Directions for this task >> Count how many lines below include the word "bold". Answer with a number only.

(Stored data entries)
┌────────

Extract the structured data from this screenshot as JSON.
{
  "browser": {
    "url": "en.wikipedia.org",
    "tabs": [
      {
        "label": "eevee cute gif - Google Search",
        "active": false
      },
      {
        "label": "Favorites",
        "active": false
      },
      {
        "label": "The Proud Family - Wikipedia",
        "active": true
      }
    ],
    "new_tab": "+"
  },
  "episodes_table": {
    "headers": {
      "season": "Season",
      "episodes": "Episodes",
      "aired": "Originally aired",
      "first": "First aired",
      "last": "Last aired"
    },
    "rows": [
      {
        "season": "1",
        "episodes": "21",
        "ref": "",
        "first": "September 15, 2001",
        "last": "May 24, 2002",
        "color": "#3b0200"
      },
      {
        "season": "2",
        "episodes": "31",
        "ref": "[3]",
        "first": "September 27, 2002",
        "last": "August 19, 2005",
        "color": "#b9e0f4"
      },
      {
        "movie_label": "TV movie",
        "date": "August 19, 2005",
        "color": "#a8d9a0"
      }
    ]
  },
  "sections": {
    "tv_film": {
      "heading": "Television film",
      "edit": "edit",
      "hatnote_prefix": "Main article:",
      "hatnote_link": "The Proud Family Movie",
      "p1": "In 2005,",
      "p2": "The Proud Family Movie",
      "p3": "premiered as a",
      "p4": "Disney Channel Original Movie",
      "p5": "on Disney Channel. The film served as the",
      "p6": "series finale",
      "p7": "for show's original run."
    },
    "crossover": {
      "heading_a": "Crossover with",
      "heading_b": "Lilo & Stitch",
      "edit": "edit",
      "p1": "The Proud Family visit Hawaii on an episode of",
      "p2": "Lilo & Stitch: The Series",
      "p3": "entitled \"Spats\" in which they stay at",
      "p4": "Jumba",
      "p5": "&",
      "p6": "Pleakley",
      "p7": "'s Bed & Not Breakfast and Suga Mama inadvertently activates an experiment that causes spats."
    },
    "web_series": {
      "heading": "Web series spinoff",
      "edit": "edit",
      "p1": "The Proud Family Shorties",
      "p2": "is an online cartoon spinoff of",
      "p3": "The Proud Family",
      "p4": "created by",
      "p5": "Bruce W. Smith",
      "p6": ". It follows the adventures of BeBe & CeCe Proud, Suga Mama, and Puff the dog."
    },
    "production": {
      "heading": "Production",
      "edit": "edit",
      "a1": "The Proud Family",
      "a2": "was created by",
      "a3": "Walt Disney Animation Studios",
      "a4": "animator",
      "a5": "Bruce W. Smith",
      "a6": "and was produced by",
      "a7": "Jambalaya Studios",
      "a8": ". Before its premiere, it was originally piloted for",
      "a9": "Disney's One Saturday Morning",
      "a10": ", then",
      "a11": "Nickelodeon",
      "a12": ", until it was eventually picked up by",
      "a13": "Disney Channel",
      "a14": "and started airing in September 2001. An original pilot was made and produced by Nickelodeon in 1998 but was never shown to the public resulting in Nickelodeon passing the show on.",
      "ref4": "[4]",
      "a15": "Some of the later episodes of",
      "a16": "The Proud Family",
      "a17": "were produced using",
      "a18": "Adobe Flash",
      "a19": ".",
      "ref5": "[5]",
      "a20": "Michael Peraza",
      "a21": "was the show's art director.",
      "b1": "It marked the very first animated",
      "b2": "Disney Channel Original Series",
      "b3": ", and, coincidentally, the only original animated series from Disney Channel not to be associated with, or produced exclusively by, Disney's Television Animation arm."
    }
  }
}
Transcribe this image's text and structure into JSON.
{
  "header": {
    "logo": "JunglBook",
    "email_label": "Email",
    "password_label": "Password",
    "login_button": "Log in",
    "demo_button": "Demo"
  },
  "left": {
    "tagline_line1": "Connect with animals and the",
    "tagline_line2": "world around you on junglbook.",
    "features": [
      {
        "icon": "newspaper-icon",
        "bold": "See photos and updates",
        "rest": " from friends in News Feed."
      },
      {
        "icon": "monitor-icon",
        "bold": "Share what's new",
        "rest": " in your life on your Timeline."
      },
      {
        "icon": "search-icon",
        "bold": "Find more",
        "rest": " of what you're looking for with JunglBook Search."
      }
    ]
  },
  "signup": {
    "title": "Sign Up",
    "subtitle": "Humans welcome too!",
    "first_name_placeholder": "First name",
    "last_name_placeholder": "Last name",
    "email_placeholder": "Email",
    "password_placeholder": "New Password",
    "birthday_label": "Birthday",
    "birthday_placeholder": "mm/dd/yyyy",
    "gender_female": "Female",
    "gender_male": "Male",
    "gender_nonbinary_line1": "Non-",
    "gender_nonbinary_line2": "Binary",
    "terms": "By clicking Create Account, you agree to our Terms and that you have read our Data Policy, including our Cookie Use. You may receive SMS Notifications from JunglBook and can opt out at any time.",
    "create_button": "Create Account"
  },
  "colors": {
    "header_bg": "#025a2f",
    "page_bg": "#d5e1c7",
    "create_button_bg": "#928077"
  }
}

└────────

Answer >> 3